Search the records for lines that contain the word "JSON". Copy them all.

[Saved data entries]
* * * * *

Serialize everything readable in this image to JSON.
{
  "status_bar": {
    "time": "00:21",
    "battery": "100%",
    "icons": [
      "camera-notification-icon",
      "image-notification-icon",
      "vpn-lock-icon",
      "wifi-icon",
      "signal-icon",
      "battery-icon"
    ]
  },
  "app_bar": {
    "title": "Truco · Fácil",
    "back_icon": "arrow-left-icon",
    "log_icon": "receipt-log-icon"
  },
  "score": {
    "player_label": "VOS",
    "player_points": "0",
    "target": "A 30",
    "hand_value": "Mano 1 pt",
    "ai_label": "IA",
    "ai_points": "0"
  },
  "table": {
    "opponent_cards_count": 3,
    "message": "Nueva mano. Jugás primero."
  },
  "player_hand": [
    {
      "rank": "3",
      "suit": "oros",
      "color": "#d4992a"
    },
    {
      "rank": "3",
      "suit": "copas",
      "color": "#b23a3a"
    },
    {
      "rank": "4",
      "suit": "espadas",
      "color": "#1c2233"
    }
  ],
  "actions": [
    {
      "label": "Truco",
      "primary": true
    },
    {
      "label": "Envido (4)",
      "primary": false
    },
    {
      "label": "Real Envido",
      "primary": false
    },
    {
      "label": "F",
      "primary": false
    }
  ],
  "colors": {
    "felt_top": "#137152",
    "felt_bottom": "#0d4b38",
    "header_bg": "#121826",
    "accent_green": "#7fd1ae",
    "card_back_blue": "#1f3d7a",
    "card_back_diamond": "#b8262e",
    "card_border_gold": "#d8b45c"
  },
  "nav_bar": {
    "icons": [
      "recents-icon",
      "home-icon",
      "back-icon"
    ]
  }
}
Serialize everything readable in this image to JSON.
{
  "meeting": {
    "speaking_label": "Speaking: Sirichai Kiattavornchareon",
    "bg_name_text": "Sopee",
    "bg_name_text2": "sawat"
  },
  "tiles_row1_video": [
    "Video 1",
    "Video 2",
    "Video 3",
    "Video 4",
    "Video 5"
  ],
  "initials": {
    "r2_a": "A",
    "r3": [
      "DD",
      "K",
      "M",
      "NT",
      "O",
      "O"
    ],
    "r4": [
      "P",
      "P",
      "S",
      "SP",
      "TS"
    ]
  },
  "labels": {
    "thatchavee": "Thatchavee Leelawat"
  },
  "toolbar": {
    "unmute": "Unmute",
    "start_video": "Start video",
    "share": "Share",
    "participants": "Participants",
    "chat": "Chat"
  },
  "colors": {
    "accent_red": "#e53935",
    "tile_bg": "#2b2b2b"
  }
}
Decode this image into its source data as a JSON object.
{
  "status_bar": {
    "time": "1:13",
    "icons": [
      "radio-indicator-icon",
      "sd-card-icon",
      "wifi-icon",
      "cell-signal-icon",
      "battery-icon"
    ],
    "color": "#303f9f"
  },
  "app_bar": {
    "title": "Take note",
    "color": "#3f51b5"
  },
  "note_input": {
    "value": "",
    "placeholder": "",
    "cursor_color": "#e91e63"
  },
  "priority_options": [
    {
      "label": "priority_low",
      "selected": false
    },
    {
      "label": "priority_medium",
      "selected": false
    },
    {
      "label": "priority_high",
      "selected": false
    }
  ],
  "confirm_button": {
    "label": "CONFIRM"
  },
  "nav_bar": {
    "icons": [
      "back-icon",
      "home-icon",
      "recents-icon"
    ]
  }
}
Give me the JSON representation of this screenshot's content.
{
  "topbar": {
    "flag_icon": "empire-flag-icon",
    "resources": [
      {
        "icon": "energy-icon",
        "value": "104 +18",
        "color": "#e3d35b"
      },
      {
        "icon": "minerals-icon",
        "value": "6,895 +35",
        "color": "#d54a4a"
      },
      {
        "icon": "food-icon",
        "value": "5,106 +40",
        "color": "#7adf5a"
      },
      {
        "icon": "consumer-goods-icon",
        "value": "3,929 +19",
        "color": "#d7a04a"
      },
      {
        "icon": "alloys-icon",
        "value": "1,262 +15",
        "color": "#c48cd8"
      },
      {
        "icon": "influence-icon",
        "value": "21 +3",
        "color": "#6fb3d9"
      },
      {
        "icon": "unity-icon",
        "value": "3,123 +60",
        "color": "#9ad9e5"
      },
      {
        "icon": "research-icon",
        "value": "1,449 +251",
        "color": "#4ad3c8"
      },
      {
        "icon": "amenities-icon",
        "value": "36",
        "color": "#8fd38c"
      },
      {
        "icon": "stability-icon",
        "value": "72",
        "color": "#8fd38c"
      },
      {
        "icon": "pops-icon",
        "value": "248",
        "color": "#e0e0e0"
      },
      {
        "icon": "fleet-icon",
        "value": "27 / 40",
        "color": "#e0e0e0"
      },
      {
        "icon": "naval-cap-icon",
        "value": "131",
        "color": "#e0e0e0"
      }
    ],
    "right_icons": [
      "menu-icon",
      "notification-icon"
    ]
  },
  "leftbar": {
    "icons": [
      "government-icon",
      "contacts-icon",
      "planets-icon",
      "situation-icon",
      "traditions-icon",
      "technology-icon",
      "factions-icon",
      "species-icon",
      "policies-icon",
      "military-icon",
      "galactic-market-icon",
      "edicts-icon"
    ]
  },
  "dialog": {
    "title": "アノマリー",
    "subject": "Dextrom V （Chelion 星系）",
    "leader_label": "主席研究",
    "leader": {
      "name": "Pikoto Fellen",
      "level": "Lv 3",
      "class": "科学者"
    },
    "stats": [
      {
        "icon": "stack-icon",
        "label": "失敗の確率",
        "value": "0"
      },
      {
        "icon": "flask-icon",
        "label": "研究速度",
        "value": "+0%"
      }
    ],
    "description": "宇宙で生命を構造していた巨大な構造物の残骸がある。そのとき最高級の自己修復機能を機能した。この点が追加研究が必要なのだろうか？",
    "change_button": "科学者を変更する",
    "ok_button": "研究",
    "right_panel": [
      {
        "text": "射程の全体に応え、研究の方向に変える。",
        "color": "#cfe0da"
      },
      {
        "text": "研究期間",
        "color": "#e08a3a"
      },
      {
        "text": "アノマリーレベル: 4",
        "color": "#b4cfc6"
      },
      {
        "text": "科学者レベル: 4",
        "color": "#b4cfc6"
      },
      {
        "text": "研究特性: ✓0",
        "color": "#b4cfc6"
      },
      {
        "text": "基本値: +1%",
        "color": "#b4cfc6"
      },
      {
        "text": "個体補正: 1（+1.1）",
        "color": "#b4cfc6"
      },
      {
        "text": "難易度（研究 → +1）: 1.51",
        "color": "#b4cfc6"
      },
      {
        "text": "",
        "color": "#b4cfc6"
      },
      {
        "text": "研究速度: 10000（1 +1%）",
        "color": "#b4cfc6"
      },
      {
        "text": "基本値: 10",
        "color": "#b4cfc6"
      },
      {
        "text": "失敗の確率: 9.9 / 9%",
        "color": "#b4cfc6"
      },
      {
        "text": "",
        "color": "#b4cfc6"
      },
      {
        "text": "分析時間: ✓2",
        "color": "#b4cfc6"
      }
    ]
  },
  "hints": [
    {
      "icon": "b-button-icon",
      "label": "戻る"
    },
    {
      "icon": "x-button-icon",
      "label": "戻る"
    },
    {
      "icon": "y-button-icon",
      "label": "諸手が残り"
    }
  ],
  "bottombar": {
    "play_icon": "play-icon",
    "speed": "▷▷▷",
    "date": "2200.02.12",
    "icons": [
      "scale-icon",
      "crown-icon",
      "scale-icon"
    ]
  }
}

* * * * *

*ANSWER TO THIS PROBLEM*
Serialize everything readable in this image to JSON.
Serialize everything readable in this image to JSON.
Decode this image into its source data as a JSON object.
Give me the JSON representation of this screenshot's content.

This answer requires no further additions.